Over the years, the process for delivering capital expenditure in the public sector in the UK has had a pretty bad reputation. 

The anecdote goes that the first quarter is spent arguing about budgets, in the second everyone goes on holiday, and it is only in the third quarter that programmes finally get up and running, before everything stops for the Christmas break. The final quarter is then a mad rush to spend the remaining budget before the end of the financial year.

Unfortunately, there does appear to be some support for this conjecture when we take a look at the actual numbers.

According to the provisional financial results for the year released last week, around 41% of public sector net investment in 2018-19 was incurred in the last quarter. £8.2bn or 19% was reported in the last month alone!

Brexit has been an added complication in this particular financial year, with the government’s no-deal preparations in the run up to the end of March involving additional capital spending. Despite this, March was the peak month last year, as it has been over the years.

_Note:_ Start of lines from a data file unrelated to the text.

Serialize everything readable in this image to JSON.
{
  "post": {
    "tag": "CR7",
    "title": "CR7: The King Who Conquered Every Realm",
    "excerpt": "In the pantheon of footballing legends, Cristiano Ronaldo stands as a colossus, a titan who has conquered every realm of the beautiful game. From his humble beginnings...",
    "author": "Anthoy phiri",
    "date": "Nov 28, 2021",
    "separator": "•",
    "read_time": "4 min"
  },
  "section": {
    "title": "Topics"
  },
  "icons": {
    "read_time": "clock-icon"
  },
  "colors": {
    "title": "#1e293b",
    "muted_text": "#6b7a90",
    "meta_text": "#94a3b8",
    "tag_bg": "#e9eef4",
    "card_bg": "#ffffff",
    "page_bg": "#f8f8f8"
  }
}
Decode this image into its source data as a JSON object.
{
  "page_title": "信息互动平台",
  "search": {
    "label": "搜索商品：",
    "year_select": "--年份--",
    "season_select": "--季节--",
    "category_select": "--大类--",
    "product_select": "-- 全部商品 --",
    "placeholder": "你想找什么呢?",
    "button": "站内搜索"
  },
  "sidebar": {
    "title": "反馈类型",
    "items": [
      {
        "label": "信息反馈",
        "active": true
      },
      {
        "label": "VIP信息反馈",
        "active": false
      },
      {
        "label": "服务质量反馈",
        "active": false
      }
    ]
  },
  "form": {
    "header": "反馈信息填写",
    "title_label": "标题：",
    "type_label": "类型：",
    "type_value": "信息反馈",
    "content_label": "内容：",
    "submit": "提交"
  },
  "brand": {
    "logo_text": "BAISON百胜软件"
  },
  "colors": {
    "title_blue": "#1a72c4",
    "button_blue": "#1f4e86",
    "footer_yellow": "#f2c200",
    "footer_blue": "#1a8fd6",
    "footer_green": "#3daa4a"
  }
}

This is a stubbornly consistent feature of the public finances in the UK, even after numerous attempts within government to improve capital budgeting and delivery processes. For example, departments are now able to carry over some of their capital budgets to future years, which in theory should reduce the incentive to spend every last penny of their allocation in-year. In practice, a great deal of activity seems to take place in March, while April and May appear to be much quieter.

Of course, it is possible that our concerns about the quality of government’s investment delivery process are not fully justified. There could after all be some very good reasons as to why the winter months are the best time for carrying out public capital works!